Cittáslow is a movement started during the Nineties in Italy and inspired by Slow Food. Its ambitions are far greater than its parent; it is aiming to transform the life-style of small cities (under 50,000 inhabitants) by controlling many of the most implacable features of modern life.
The Slow City manifesto contains over 50 pledges, such as cutting noise pollution and traffic, increasing green spaces and pedestrian zones, backing farmers who produce local delicacies and the shops and restaurants that sell them, and preserving local aesthetic traditions.
I have two immediate and contradictory reactions. The first is scepticism and a desire to scoff at day-dreams of the Good Life of Yore.

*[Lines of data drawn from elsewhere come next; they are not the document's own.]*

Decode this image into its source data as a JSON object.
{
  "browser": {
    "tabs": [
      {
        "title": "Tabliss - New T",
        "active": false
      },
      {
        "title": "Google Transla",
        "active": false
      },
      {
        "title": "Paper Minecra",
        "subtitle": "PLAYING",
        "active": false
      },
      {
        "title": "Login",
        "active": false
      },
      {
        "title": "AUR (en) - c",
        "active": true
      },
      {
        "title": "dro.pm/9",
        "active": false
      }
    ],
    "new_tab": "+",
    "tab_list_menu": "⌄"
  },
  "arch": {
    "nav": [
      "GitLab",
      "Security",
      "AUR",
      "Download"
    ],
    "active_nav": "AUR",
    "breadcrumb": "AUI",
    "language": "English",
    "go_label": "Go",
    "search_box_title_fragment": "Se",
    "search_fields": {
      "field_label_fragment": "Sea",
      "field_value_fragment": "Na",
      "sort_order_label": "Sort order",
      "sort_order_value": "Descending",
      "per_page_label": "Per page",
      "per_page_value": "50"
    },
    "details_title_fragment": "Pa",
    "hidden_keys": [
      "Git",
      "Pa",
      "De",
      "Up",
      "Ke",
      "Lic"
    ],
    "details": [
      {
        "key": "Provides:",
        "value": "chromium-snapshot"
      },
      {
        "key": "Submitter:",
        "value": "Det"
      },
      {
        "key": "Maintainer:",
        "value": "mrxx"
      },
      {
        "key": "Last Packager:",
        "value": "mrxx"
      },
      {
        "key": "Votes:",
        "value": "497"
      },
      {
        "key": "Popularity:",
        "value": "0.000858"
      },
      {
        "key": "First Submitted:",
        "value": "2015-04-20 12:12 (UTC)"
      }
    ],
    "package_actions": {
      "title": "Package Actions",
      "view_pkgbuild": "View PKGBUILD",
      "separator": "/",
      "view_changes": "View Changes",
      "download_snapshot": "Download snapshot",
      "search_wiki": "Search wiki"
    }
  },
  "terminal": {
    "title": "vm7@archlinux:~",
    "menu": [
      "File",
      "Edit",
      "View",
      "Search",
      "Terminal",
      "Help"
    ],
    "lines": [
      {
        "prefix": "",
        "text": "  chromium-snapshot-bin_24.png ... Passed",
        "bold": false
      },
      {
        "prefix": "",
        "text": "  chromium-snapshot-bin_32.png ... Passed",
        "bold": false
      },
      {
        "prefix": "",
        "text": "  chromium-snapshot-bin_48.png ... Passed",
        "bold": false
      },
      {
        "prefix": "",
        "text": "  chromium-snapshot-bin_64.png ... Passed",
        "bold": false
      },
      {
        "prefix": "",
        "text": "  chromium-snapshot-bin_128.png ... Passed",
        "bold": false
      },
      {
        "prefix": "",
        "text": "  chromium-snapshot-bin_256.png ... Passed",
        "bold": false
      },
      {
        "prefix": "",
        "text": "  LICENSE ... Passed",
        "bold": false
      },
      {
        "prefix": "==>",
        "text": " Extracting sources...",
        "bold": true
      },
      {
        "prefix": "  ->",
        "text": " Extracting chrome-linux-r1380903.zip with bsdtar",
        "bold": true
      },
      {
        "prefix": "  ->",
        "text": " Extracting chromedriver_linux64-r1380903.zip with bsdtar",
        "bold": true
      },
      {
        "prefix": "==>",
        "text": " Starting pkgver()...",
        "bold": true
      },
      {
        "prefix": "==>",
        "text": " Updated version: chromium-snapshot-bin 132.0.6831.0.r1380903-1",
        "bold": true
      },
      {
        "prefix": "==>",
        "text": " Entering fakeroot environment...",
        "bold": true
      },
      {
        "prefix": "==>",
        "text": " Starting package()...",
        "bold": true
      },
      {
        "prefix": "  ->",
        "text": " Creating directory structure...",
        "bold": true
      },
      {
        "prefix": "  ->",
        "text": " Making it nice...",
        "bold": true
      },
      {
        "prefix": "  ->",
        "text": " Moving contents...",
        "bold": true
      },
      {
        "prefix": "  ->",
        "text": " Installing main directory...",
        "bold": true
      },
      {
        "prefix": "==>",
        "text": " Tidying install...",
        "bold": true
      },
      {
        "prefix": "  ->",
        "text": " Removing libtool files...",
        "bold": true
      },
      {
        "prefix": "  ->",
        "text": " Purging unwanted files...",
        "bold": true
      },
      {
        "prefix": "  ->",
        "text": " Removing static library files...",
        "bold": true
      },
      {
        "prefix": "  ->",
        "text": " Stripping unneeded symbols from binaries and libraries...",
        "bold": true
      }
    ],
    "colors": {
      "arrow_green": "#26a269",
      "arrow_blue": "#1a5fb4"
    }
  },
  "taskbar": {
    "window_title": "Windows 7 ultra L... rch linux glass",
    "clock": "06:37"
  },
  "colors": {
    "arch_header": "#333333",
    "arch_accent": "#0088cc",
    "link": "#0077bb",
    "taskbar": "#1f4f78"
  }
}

The second, inspired by the deep pleasure that Italian (small) city life can give, wants it to succeed.
Despite the anti-capitalist rhetoric that often accompanies such movements, and the bureaucratic tangle that awaits them if they are not clever, now is the time when such luxuries as this can succeed, thanks in part to the technological and educational achievements of capitalism. As the virtual infrastructure takes more and more of the load off the physical one, it becomes more possible to create the necessary wealth to support the Slow City. It would not be feasible in most places. It may well be feasible in Western Europe, and I hope it is.